Harland, Joe
drunk who loses fortune on Wall Street. [Am. Lit.: The Manhattan Transfer]
Hassan, Abu
pretends to be dead to avoid debts. [Ger. Opera: von Weber, Abu Hassan, Westerman, 138–139]
Henchard, Michael
loses business and social standing through bad financial planning. [Br. Lit.: Mayor of Casterbridge]
Lydgate, Tertius
driven deeper into debt on daily basis. [Br. Lit.: Middlemarch]
Panic of 1873
bank failures led to extended depression. [Am. Hist.: Van Doren, 267–268]
Queer Street
condition of financial insolvency. [Am. Usage: Misc.]
Allusions—Cultural, Literary, Biblical, and Historical: A Thematic Dictionary. Copyright 2008 The Gale Group, Inc. All rights reserved.
References in periodicals archive ?
He made headlines in October when the Moststroy group of companies, one of the three largest infrastructure construction groups in the country, which he is widely believed to control, filed for bankrupcy after its bank accounts had been frozen because of unpaid debts.
The Straits Chinese community went into decline during the Great Depression, when many family businesses were forced into bankrupcy. The Second World War and the slump in commodity prices of the mid- 1950s had similarly adverse effects.
And when the one nationalised bank, Anglo Irish, commits to lending EUR68million to a developer fighting bankrupcy while they refuse to lend tiny sums to small businesses or homebuyers, that suspicion grows stronger.
Keywords: Bankrupcy, Neural networks, Thailand, Time series prediction, financial variables, Principal component analysis (PCA)
"Many of my clients would have faced bankrupcy or insolvency had I not won their cases.
(2006) show that the loss of human capital adds to the costs of barnkruptcy, and therefore argue that bankrupcy costs might be of the same order of magnitude as tax benefits.
If that isn't scary enough, consider that--just five years since its near bankrupcy and subsequent rescue by Renault--the company has erased its debt and achieved record profits for its fiscal year 2003 (ending March 31, 2004) with an 11.1 percent margin and 21.1 percent return on investment.
But if you are close to bankrupcy, an Individual Voluntary Arrangement (IVA) may be more suitable and can reduce your overall debt to make it more manageable.

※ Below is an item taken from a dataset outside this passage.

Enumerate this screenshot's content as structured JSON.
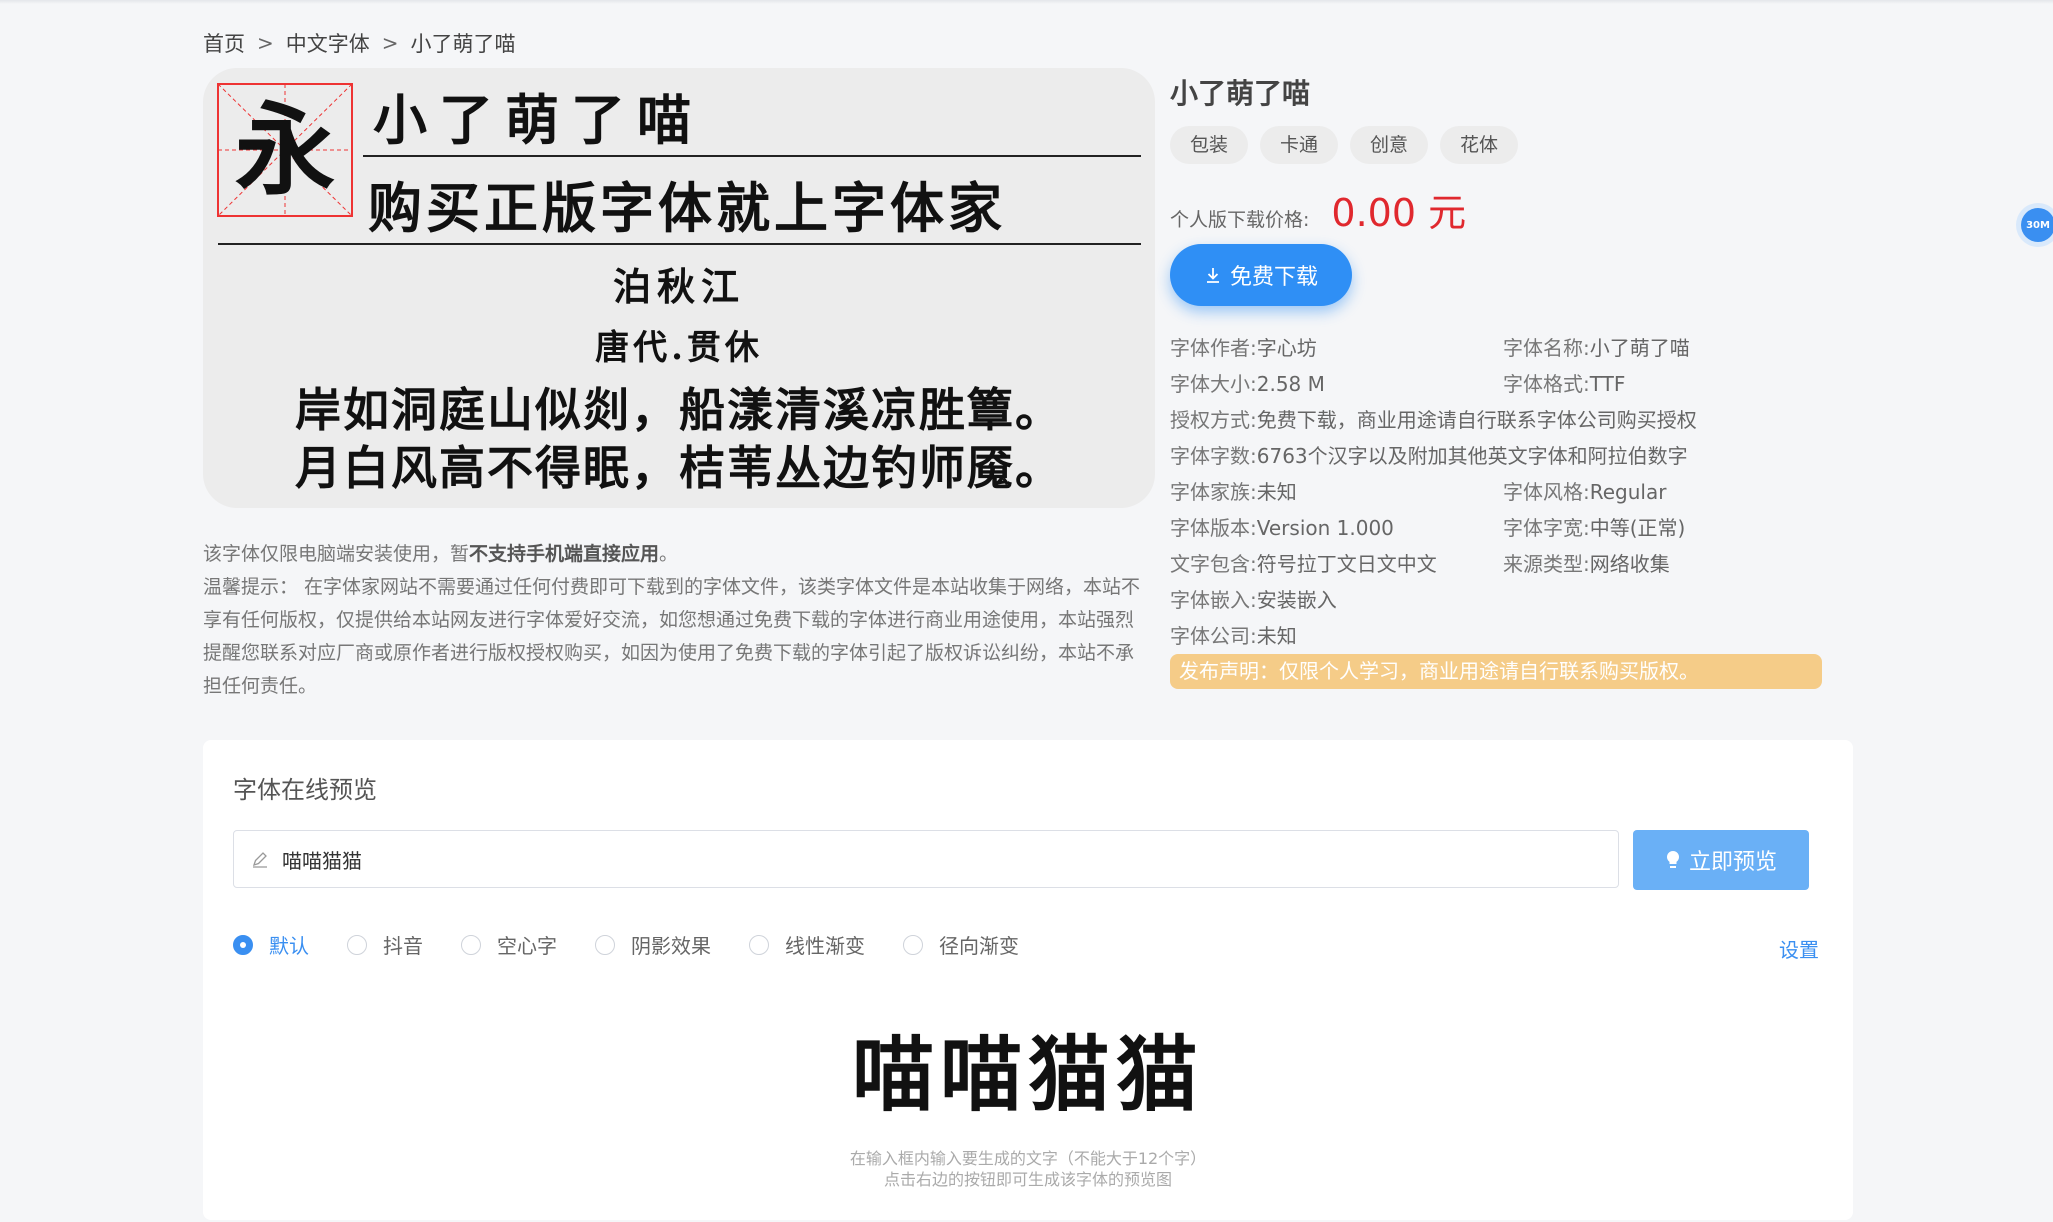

Complex patterns of vertical integration in the forest product industry: Systematic and bankrupcy risks.
The winner of the largest number of licenses, NextWave, was the subject of bankrupcy litigation until a Supreme Court ruling in early 2003.